Losing good people, who care for others, strive for excellence and serve faithfully who are younger than me, is getting old.  Senior Chief from what I had seen and heard was a great leader who really cared for her corpsmen and the nursing Staff.  She could always be found out among her corpsmen on the nursing units and clinics.  She was kind, fair and a caring teacher, coach and mentor to many corpsmen and nurses.  Her loss was met with stunned disbelief by those who knew her and who really have not yet fully recovered from the loss of Chief Branum.  Her death has shaken all of us who knew her, from the most senior officers and Chiefs, to the most junior corpsmen as well civilian staff.  I and most of our other chaplains have spent significant time with our shipmates since this happened.

Senior Chief Hayes-Jones would have had her retirement ceremony on August 28th.  She leaves behind two children, her husband and her shipmates.  We will have a memorial service for her next week; the date is still to be announced as of this post.

God bless you all and take care of each other as we once again walk through the valley of the shadow of death.

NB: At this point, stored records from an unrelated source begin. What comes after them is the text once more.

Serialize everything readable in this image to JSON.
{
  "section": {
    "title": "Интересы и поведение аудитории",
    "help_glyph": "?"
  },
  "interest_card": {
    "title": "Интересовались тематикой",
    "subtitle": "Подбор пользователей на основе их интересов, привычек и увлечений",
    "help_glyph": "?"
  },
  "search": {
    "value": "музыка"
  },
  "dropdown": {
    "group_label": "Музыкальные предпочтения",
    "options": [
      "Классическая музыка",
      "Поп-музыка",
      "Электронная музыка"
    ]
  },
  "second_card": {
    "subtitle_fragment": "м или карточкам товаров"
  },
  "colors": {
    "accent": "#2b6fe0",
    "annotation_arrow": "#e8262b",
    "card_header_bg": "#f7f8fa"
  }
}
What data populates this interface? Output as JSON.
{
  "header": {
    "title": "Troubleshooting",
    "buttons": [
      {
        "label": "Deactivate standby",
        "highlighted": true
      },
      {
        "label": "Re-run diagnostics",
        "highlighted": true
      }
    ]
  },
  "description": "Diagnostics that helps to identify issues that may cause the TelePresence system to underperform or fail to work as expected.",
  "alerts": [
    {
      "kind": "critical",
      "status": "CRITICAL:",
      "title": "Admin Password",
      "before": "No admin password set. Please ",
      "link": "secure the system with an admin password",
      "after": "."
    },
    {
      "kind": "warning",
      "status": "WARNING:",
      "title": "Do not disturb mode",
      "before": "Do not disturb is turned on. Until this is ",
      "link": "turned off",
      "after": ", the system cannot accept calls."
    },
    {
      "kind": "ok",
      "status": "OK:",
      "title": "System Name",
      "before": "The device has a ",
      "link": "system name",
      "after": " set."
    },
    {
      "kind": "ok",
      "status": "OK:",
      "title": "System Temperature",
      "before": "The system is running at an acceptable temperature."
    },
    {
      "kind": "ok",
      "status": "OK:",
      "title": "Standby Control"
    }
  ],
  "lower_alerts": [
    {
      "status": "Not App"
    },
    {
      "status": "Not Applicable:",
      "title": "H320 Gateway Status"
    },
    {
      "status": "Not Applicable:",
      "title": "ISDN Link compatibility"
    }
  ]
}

Peace, Steve+


Filed under healthcare, Military, Pastoral Care